EXERCISE DESCRIPTION — Return only the count of lines in the listing below where the word "tesorero" appears.

===== RECORDS

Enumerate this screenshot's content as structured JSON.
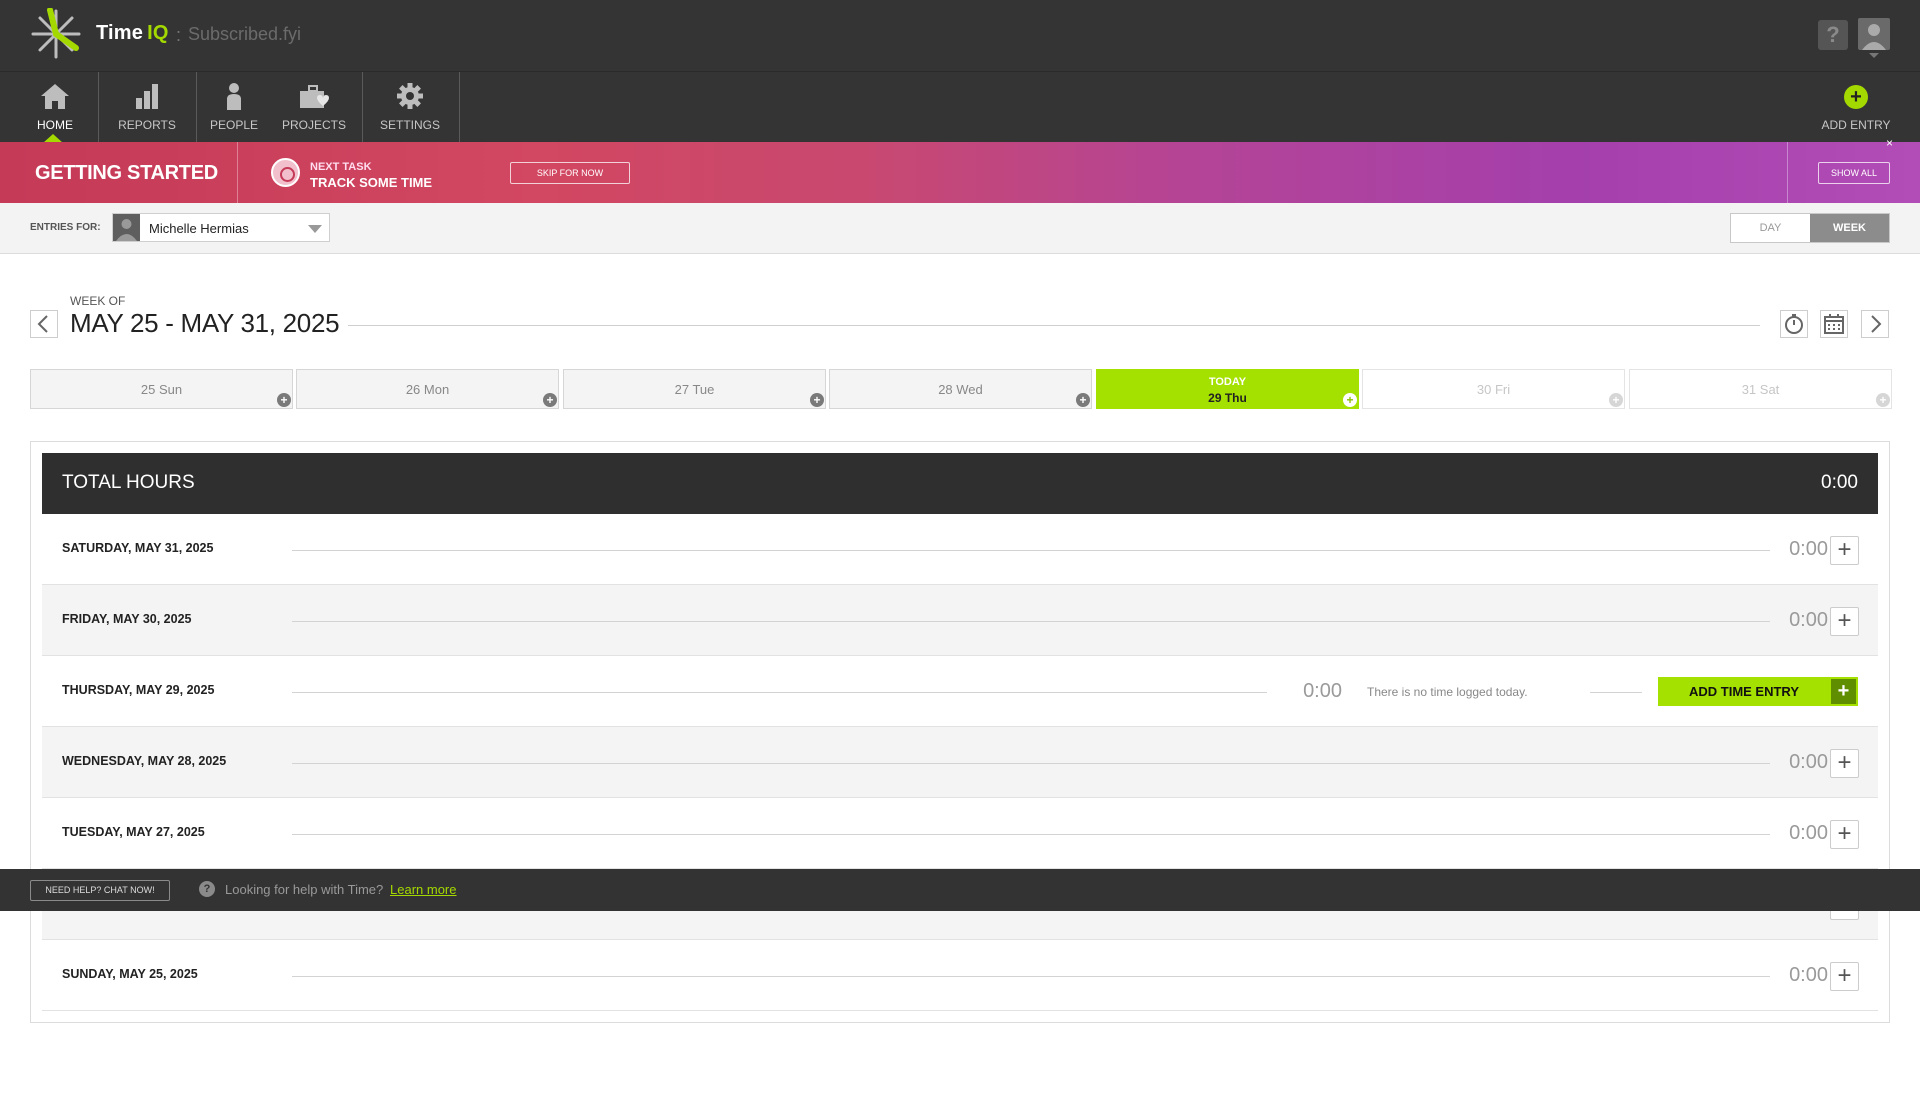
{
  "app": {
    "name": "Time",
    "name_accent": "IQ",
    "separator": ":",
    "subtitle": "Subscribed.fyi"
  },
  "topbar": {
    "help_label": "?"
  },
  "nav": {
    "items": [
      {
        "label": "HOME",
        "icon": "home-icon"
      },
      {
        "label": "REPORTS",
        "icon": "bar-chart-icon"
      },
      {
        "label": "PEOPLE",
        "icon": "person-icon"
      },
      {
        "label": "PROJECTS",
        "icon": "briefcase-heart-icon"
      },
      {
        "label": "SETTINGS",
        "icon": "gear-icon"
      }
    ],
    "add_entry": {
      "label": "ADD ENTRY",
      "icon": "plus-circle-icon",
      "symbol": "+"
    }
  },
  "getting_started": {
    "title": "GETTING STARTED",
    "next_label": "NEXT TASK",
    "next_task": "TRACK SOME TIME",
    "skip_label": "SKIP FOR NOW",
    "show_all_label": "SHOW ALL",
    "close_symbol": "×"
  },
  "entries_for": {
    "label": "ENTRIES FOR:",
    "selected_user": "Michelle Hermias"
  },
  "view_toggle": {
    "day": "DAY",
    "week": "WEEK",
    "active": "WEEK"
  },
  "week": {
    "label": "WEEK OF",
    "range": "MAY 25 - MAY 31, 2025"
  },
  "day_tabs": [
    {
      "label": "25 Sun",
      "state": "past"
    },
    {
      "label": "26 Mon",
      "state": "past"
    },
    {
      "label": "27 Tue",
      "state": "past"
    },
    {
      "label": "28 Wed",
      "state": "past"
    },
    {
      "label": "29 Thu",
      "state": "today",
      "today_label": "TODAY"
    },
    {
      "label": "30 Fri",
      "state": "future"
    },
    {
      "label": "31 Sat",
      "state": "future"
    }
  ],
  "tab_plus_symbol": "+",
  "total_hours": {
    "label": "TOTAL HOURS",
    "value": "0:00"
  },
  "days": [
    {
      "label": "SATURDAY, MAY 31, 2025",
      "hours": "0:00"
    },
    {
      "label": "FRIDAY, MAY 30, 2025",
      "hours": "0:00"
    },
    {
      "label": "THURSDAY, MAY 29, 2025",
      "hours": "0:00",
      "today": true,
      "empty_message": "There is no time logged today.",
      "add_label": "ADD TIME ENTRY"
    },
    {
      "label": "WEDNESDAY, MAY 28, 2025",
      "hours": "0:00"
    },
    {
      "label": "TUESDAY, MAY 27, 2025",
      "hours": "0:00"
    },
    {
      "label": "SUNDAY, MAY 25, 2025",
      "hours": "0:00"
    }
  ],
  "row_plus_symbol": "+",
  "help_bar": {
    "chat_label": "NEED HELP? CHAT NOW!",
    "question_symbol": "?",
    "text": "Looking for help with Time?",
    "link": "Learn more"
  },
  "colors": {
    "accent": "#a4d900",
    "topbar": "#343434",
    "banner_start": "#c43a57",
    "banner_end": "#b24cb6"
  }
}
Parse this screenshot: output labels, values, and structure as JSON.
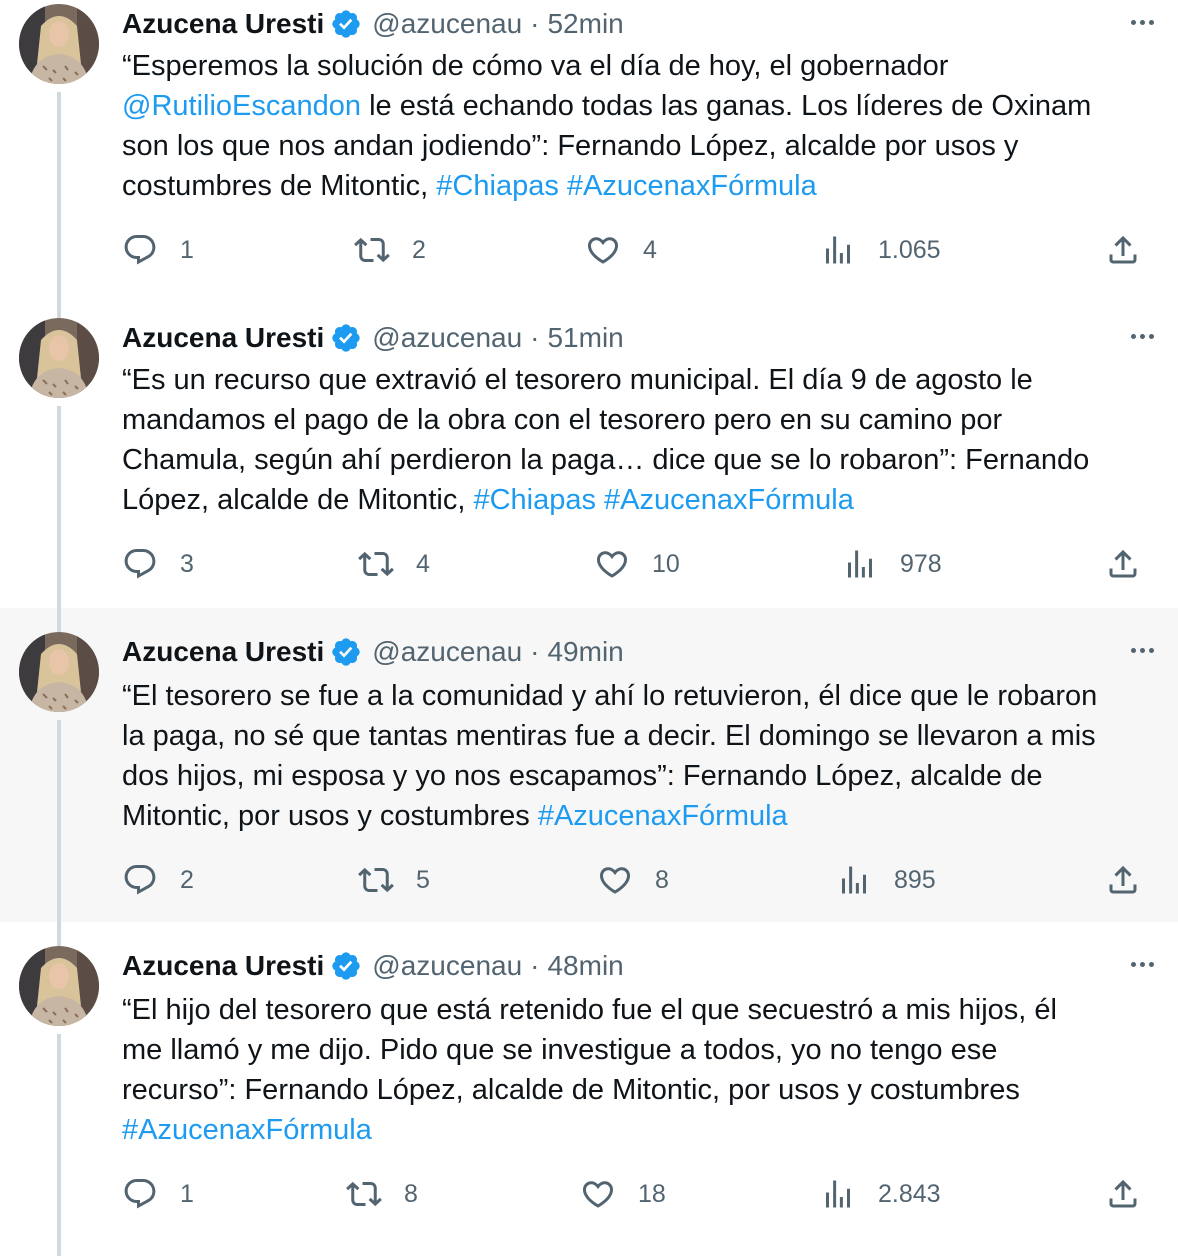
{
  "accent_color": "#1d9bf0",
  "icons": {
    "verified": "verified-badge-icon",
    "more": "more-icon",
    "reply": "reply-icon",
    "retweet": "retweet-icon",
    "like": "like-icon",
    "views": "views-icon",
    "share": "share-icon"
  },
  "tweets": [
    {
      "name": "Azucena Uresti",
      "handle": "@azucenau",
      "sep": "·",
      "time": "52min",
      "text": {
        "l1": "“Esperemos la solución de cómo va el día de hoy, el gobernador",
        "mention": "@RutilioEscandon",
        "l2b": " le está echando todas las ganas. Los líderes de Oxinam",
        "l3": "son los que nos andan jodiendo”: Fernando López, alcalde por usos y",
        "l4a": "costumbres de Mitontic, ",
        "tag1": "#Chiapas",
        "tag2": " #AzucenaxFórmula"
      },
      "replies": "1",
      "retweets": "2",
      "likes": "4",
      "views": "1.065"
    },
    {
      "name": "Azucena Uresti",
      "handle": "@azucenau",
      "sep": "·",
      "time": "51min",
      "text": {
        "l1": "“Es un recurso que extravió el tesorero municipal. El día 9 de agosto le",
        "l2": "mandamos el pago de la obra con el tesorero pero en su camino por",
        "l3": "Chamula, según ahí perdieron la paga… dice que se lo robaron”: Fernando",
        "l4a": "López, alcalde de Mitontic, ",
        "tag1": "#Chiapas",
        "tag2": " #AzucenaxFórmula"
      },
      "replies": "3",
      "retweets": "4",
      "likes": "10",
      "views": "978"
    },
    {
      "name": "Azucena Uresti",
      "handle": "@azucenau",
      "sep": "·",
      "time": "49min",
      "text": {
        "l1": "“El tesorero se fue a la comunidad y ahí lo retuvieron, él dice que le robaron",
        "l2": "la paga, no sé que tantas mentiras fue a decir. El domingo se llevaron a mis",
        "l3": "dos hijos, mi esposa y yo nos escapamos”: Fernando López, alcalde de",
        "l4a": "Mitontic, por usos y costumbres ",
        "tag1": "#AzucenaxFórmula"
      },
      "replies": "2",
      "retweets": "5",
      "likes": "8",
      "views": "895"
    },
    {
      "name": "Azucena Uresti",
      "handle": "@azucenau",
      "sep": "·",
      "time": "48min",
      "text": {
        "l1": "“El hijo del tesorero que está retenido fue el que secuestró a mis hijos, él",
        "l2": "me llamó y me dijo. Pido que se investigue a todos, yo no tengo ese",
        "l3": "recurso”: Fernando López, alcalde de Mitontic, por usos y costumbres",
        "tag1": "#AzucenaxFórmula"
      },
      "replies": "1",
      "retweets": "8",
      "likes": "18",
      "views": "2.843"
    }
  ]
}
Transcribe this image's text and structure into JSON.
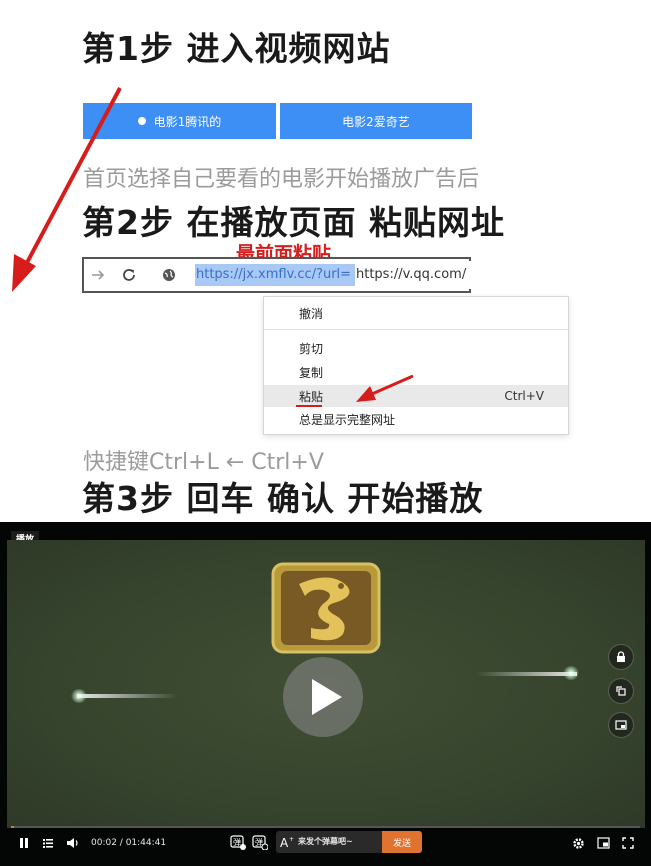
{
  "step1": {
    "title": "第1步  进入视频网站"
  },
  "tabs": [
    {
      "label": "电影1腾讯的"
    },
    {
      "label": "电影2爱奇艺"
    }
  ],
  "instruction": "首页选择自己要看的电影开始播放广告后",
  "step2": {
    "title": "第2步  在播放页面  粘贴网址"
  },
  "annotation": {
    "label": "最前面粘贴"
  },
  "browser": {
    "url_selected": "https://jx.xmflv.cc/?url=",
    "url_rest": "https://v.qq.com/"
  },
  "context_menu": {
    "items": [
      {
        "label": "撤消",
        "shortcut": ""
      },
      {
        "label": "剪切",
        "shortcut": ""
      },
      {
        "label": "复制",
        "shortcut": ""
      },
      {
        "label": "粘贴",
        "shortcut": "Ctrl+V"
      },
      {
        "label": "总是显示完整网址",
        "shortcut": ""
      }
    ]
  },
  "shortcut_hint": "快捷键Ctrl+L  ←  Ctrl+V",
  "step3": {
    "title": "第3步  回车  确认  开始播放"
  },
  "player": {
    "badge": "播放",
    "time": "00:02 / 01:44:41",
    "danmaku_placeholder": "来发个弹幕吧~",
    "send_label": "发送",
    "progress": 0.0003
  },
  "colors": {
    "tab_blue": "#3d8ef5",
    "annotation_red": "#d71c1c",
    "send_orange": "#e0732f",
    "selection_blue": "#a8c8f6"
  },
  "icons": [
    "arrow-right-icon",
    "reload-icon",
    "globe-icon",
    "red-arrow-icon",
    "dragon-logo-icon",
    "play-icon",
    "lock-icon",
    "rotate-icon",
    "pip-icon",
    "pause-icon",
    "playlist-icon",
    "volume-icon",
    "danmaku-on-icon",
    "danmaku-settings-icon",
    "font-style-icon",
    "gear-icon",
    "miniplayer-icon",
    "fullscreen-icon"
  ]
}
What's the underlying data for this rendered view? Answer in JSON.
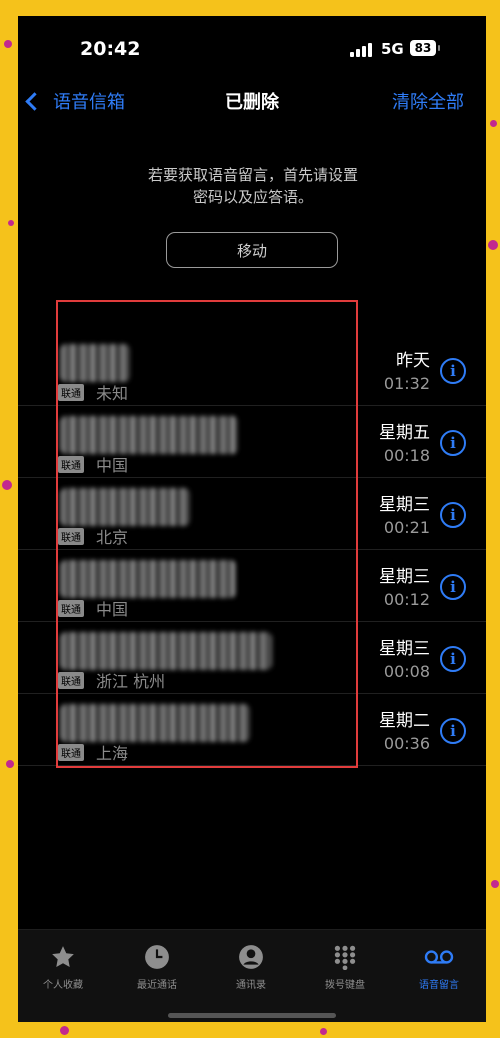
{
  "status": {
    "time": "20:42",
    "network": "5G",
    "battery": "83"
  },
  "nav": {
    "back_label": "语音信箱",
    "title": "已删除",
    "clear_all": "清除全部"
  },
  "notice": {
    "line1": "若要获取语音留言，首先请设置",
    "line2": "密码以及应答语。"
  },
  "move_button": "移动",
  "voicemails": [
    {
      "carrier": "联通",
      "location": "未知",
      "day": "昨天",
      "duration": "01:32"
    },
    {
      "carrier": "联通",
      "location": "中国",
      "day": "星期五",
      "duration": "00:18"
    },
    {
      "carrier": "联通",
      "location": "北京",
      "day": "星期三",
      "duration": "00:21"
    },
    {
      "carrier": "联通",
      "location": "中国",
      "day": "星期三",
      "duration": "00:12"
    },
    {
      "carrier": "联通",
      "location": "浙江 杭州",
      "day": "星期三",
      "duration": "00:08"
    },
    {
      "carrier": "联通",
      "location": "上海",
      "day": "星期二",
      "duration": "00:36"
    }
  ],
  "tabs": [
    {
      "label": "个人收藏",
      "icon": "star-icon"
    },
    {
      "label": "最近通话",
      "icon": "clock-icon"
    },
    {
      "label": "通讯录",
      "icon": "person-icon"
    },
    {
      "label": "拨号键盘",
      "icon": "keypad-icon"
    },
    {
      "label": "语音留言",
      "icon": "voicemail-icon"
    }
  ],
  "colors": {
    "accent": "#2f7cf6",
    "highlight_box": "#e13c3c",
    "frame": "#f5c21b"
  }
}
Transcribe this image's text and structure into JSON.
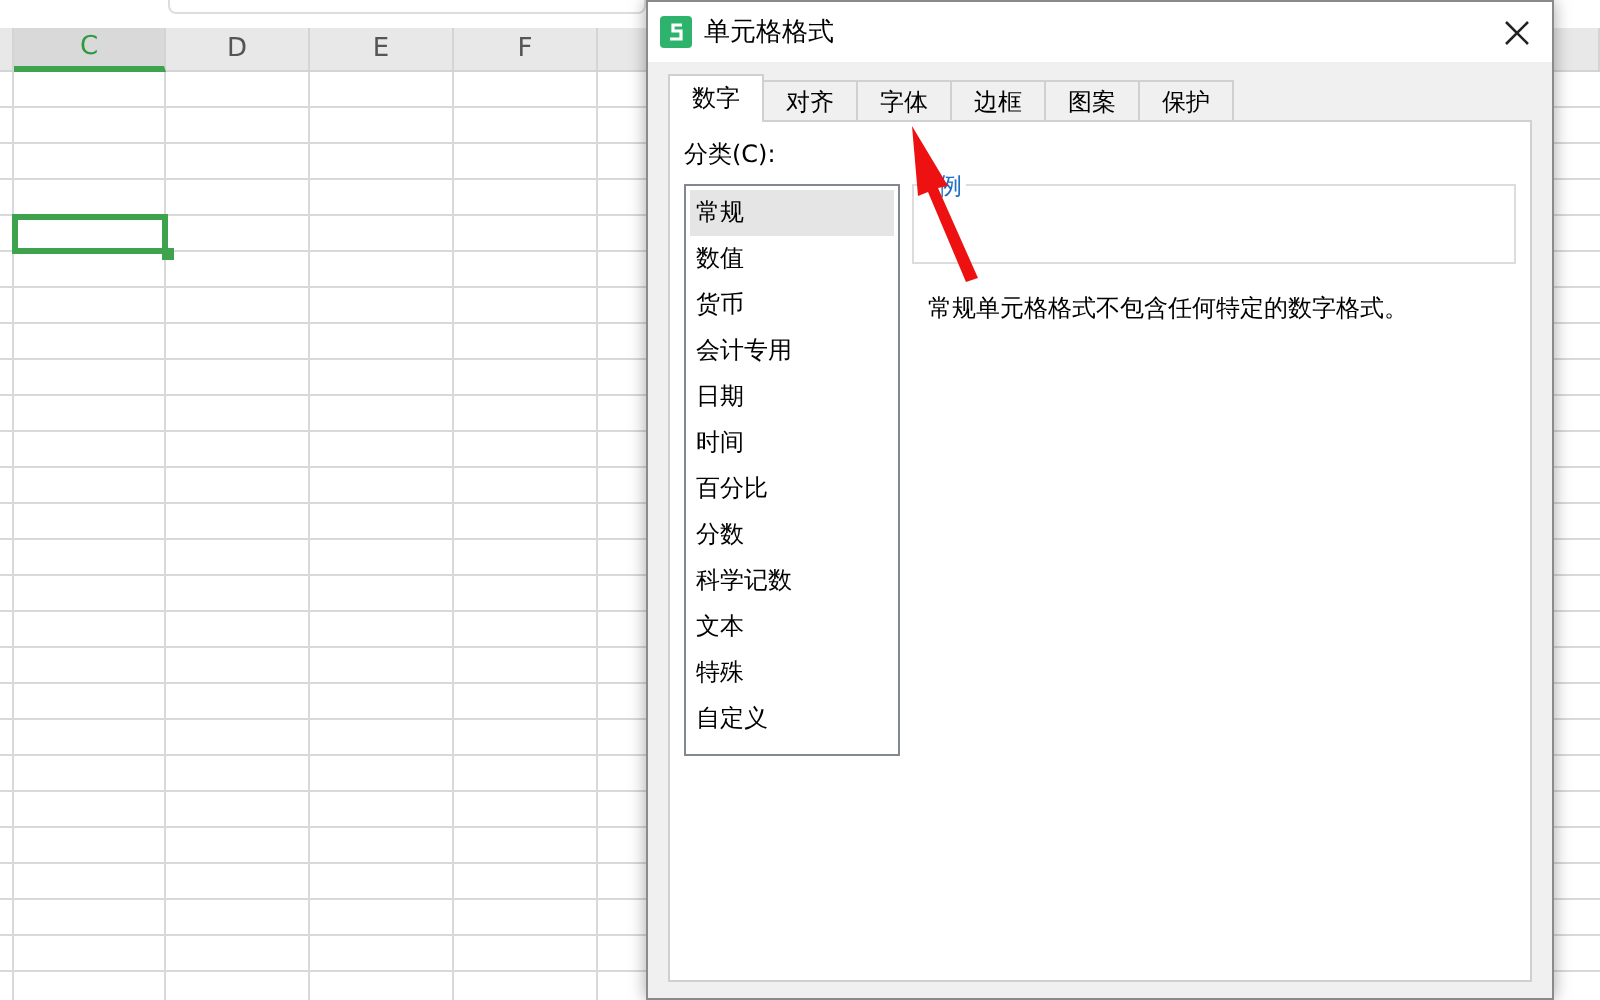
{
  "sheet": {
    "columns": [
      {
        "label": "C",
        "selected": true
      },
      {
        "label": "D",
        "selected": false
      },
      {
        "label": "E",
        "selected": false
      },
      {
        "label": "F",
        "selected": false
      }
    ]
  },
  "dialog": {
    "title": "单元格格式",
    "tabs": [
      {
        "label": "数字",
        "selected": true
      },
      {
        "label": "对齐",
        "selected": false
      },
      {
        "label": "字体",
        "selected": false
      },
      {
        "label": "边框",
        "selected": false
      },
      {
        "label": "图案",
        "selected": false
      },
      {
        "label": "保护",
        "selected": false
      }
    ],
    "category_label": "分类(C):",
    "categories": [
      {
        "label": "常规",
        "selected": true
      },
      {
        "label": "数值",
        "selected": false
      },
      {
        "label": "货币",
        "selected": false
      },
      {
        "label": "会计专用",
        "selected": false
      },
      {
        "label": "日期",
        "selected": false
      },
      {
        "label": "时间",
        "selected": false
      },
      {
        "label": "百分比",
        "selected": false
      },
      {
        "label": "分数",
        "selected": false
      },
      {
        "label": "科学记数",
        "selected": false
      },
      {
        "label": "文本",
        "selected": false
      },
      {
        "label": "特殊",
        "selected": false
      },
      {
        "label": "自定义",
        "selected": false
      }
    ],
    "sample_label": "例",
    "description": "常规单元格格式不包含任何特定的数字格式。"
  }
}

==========

EXPECTED OUTPUT — 4